  19. ^ "WildStar Official Races Reveal". WildStar-Online.com. Retrieved June 18, 2013. 
  20. ^ Lefebvre, Eliot (June 25, 2012). "Massively Exclusive: An interview with WildStar's Jeremy Gaffney". Joystiq. Retrieved June 18, 2013. 
  21. ^ Lefebvre, Eliot (August 27, 2011). "PAX 2011: WildStar panel discusses playing with paths the Bartle way". Joystiq. Retrieved June 18, 2013. 
  22. ^ Fillari, Alessandro (May 22, 2013). "WildStar's Paths accommodate [sic] specific MMO play styles". Destructoid. Retrieved June 18, 2013. 

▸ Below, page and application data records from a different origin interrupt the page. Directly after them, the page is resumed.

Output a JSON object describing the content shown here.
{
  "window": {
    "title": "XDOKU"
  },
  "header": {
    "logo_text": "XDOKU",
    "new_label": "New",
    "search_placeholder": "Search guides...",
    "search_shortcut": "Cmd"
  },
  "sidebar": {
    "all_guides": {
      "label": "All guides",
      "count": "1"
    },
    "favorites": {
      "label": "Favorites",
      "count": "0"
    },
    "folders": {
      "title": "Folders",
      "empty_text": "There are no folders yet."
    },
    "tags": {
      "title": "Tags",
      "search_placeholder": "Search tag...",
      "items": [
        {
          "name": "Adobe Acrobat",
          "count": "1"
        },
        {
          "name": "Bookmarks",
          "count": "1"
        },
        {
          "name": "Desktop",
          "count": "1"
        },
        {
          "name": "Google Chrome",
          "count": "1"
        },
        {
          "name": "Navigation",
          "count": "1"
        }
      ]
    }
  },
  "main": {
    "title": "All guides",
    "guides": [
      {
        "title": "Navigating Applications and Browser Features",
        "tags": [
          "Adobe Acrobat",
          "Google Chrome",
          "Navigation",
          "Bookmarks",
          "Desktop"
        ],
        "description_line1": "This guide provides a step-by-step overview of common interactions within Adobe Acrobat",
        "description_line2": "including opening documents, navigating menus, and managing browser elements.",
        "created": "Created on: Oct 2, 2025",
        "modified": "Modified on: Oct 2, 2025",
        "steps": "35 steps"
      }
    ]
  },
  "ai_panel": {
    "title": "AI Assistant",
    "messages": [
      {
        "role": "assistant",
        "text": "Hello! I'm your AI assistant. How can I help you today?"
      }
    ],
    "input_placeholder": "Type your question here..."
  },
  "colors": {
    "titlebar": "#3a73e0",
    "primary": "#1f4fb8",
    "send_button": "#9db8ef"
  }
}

  23. ^ "WildStar Beta Q&A about PvP content". Betacake. March 6, 2013. Retrieved June 23, 2013. 
  24. ^ "Developer Blog: Arenas with Leaderboards and Full Web Support". Junkies Nation. Apr 3, 2013. Retrieved June 23, 2013. 
  25. ^ Gordy, Jen (April 3, 2013). "What is WildStar: Arenas". WildStar-Online.com. Retrieved June 23, 2013. 
  26. ^ "WildStar: The PvP Plans". ZAM. April 24, 2013. Retrieved June 23, 2013. 
  27. ^ Bass, David (March 8, 2013). "Uplink analysis: PvP". WildStar-Online.com. Retrieved June 23, 2013. 
  28. ^ Olivetti, Justin. "WildStar aims to be 'anything but WoW'". Joystiq. Retrieved November 9, 2013. 
  29. ^ Harmer, Gareth. "WildStar: The Engine Interview". ZAM Network. Retrieved November 9, 2013. 
  30. ^ Parfitt, Ben (October 5, 2007). "NCSOFT unveils Carbine Studios". MCV UK. Retrieved June 18, 2013. 
  31. ^ Bayer, Rubi (August 31, 2011). "PAX 2011: Massively's hands-on with WildStar". Joystiq. Retrieved June 18, 2013. 
  32. ^ Karmali, Luke (May 28, 2015). "WildStar Devs Confirm Free-to-play as Part of Huge Revamp". IGN. Retrieved May 29, 2015. 
  33. ^ Prescott, Shaun (25 September 2015). "WildStar is getting graphical enhancements when it goes free-to-play". PC Gamer. Future plc. Retrieved 25 September 2015. 
  34. ^ "WildStar Devs Reportedly Lay Off 70 People". Rock Paper Shotgun. 14 March 2016. 
  35. ^ a b "WildStar for PC". Game Rankings. Retrieved 2014-07-28. 
  36. ^ a b "WildStar for PC Reviews, Ratings, Credits, and More". Metacritic. Retrieved 2014-07-28. 
  37. ^ a b "Wildstar Review". GameRadar. Retrieved 2014-07-31. 
  38. ^ a b "Wildstar - PC - IGN". IGN. Retrieved 2014-07-31. 

External links[edit]